Being rejected is painful. When you least expect it, it’s even more painful. Rejection of you carry-on can even happen just before boarding. Getting your luggage being rejected as a carry-on can have several reasons.
1. Your carry-on is too large
When you go to the check-in desk the flight attendant will check the luggage you are carrying and if it’s too large, and doesn’t comply with the airliners regulation, they can request you to check it in. The maximum allowed dimensions vary per airliner. Check out this tool to get a quick overview of airliners that accept your luggage.
Some airliners, mainly budget airliners, make you fit your carry on in a container. If it doesn’t fit you have to pay fee to be allowed to take it on board.
2. Overhead compartments are full
When you are flying short distance on relatively small aircrafts it can occur, especially when you board last, that the overhead compartments are full. In some cases the flight attendant will request you the leave the luggage with them so it can be checked in.
3. Preventing hold ups
Sometimes halfway through boarding, or even before boarding, a gate agent will announce that all carry-ons must be checked before board. When you board last, chances are high you will have to leave your carry-on with the gate agent. The reason for this is to prevent any hold ups on the aircrafts so the flight won’t be delayed.

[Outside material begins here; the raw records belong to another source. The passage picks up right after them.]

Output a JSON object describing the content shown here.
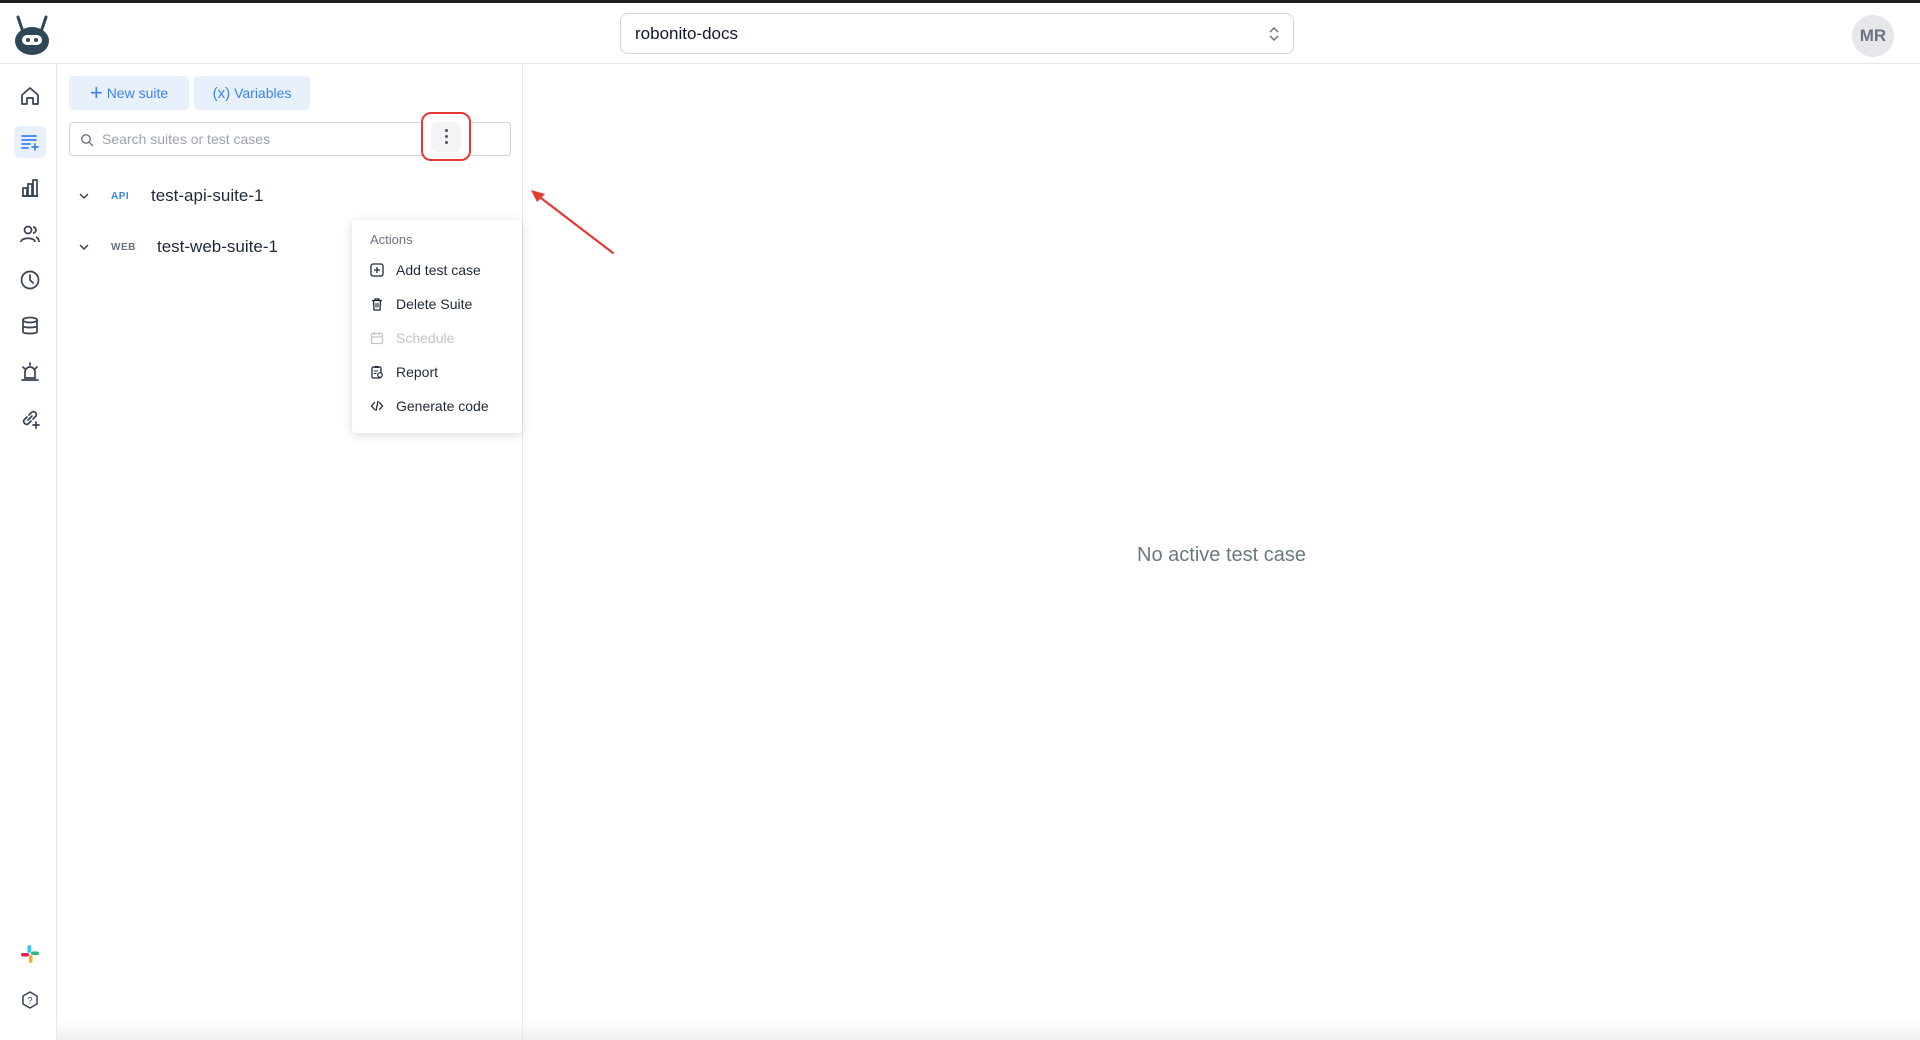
{
  "header": {
    "project_name": "robonito-docs",
    "avatar_initials": "MR"
  },
  "rail": {
    "items": [
      "home-icon",
      "test-suites-icon",
      "reports-icon",
      "team-icon",
      "history-icon",
      "database-icon",
      "alerts-icon",
      "integrations-icon"
    ],
    "bottom": [
      "slack-icon",
      "help-icon"
    ],
    "active": "test-suites-icon"
  },
  "panel": {
    "new_suite_label": "New suite",
    "variables_label": "Variables",
    "variables_icon_text": "(x)",
    "search_placeholder": "Search suites or test cases",
    "suites": [
      {
        "type": "API",
        "name": "test-api-suite-1"
      },
      {
        "type": "WEB",
        "name": "test-web-suite-1"
      }
    ]
  },
  "menu": {
    "title": "Actions",
    "items": [
      {
        "label": "Add test case",
        "icon": "add-square-icon",
        "disabled": false
      },
      {
        "label": "Delete Suite",
        "icon": "trash-icon",
        "disabled": false
      },
      {
        "label": "Schedule",
        "icon": "calendar-icon",
        "disabled": true
      },
      {
        "label": "Report",
        "icon": "report-icon",
        "disabled": false
      },
      {
        "label": "Generate code",
        "icon": "code-icon",
        "disabled": false
      }
    ]
  },
  "main": {
    "empty_text": "No active test case"
  },
  "colors": {
    "accent": "#3b82f6",
    "highlight": "#e53935",
    "active_bg": "#e8f1fb"
  }
}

The reason for this is to prevent any hold ups on the aircrafts so the flight won’t be delayed.
Getting you carry-on accepted on board can be achieved. Following these steps will give you the highest chance of getting your carry-on on board.
- Know who you are travelling with. Each airliner has its own regulations concerning maximum allowed carry-on dimensions. So it’s good to know what these regulations are. If you regularly fly with 2 or 3 airliners look up the regulations and take these into account when purchasing a carry-on. With the Carry-on Luggage Size Calculation Tool you can easily look up what the maximum allowed dimensions are.
- Understand how the airliner operates. Even though each airliner has its own maximum allowed dimensions doesn’t always mean they actually check it. Some airliners are very strict (Ryanair, Jetairways, Aer Lingus etc) and make you fit your suitcase in a container. These are mainly the budget airliners who enforce this upon their customers. Other airliners like Delta or American Airlines only do a visual check on your carry on. They don’t go and actually measure your suitcase. So if the depth or width is one or two inches off, they will let you board with it. As long as it looks like a carry-on it’s treated like a carry-on.
- Travel like a frequent flyer. Prevent to board last. If you can board first, meaning you fly first class, business, comfort or have an upgrade, you have lesser chance to get hassled by a gate agent.
When it’s time to board I used to stay put and wait until one of the last people to board. Everybody has an assigned seat and boarding early doesn’t make you arrive any sooner than the last person to board. When you only have small backpack this fine but if you have a carry-on suitcase you might find yourself struggling to find an overhead compartment with space for your suitcase. So even if you are able to get your carry-on on board make sure you board early and find some space for your luggage.